### WHAT NEEDS TO BE DONE
Please return the data word for word and leave out any picture it contains.

### DATA RECORDS
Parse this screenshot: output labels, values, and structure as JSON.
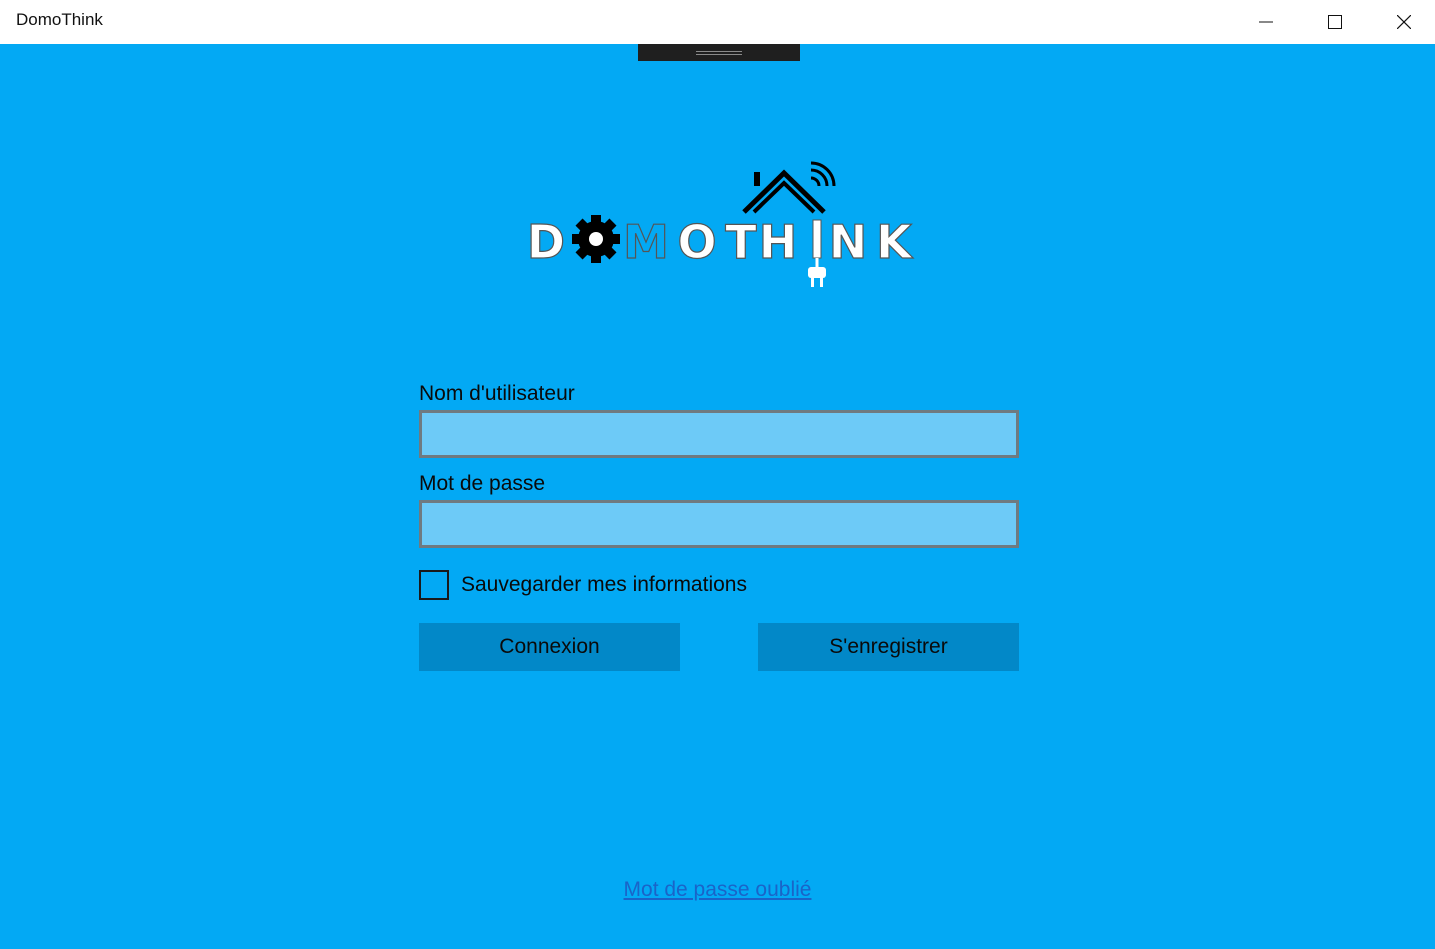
{
  "window": {
    "title": "DomoThink",
    "controls": {
      "minimize_icon": "minimize-icon",
      "maximize_icon": "maximize-icon",
      "close_icon": "close-icon"
    }
  },
  "logo": {
    "text": "DOMOTHINK",
    "icons": [
      "house-roof-icon",
      "wifi-signal-icon",
      "gear-icon",
      "plug-icon"
    ]
  },
  "form": {
    "username_label": "Nom d'utilisateur",
    "username_value": "",
    "password_label": "Mot de passe",
    "password_value": "",
    "remember_label": "Sauvegarder mes informations",
    "remember_checked": false,
    "login_button": "Connexion",
    "register_button": "S'enregistrer"
  },
  "footer": {
    "forgot_password_link": "Mot de passe oublié"
  },
  "colors": {
    "background": "#03a9f4",
    "input_fill": "#6dcaf7",
    "input_border": "#6f7a80",
    "button_fill": "#0288c8",
    "link": "#1a64c8"
  }
}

### TASK OUTPUT
Parse this screenshot: output labels, values, and structure as JSON.
{
  "window": {
    "title": "DomoThink",
    "controls": {
      "minimize_icon": "minimize-icon",
      "maximize_icon": "maximize-icon",
      "close_icon": "close-icon"
    }
  },
  "logo": {
    "text": "DOMOTHINK",
    "icons": [
      "house-roof-icon",
      "wifi-signal-icon",
      "gear-icon",
      "plug-icon"
    ]
  },
  "form": {
    "username_label": "Nom d'utilisateur",
    "username_value": "",
    "password_label": "Mot de passe",
    "password_value": "",
    "remember_label": "Sauvegarder mes informations",
    "remember_checked": false,
    "login_button": "Connexion",
    "register_button": "S'enregistrer"
  },
  "footer": {
    "forgot_password_link": "Mot de passe oublié"
  },
  "colors": {
    "background": "#03a9f4",
    "input_fill": "#6dcaf7",
    "input_border": "#6f7a80",
    "button_fill": "#0288c8",
    "link": "#1a64c8"
  }
}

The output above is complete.